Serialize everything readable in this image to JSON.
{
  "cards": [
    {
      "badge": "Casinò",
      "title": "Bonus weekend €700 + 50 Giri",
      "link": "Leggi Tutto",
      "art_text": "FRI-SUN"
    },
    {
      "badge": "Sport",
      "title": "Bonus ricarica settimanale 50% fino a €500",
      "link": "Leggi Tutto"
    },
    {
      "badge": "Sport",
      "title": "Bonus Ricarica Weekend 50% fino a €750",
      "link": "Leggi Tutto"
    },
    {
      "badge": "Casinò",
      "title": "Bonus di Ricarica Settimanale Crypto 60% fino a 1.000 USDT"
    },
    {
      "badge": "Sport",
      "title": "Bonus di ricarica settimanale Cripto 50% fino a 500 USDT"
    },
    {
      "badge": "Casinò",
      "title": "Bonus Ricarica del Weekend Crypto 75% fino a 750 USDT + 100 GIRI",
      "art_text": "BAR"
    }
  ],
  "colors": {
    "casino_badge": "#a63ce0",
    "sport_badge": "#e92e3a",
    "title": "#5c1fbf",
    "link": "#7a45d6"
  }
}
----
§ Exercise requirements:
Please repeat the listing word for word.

§ The completed task:
Serialize everything readable in this image to JSON.
{
  "cards": [
    {
      "badge": "Casinò",
      "title": "Bonus weekend €700 + 50 Giri",
      "link": "Leggi Tutto",
      "art_text": "FRI-SUN"
    },
    {
      "badge": "Sport",
      "title": "Bonus ricarica settimanale 50% fino a €500",
      "link": "Leggi Tutto"
    },
    {
      "badge": "Sport",
      "title": "Bonus Ricarica Weekend 50% fino a €750",
      "link": "Leggi Tutto"
    },
    {
      "badge": "Casinò",
      "title": "Bonus di Ricarica Settimanale Crypto 60% fino a 1.000 USDT"
    },
    {
      "badge": "Sport",
      "title": "Bonus di ricarica settimanale Cripto 50% fino a 500 USDT"
    },
    {
      "badge": "Casinò",
      "title": "Bonus Ricarica del Weekend Crypto 75% fino a 750 USDT + 100 GIRI",
      "art_text": "BAR"
    }
  ],
  "colors": {
    "casino_badge": "#a63ce0",
    "sport_badge": "#e92e3a",
    "title": "#5c1fbf",
    "link": "#7a45d6"
  }
}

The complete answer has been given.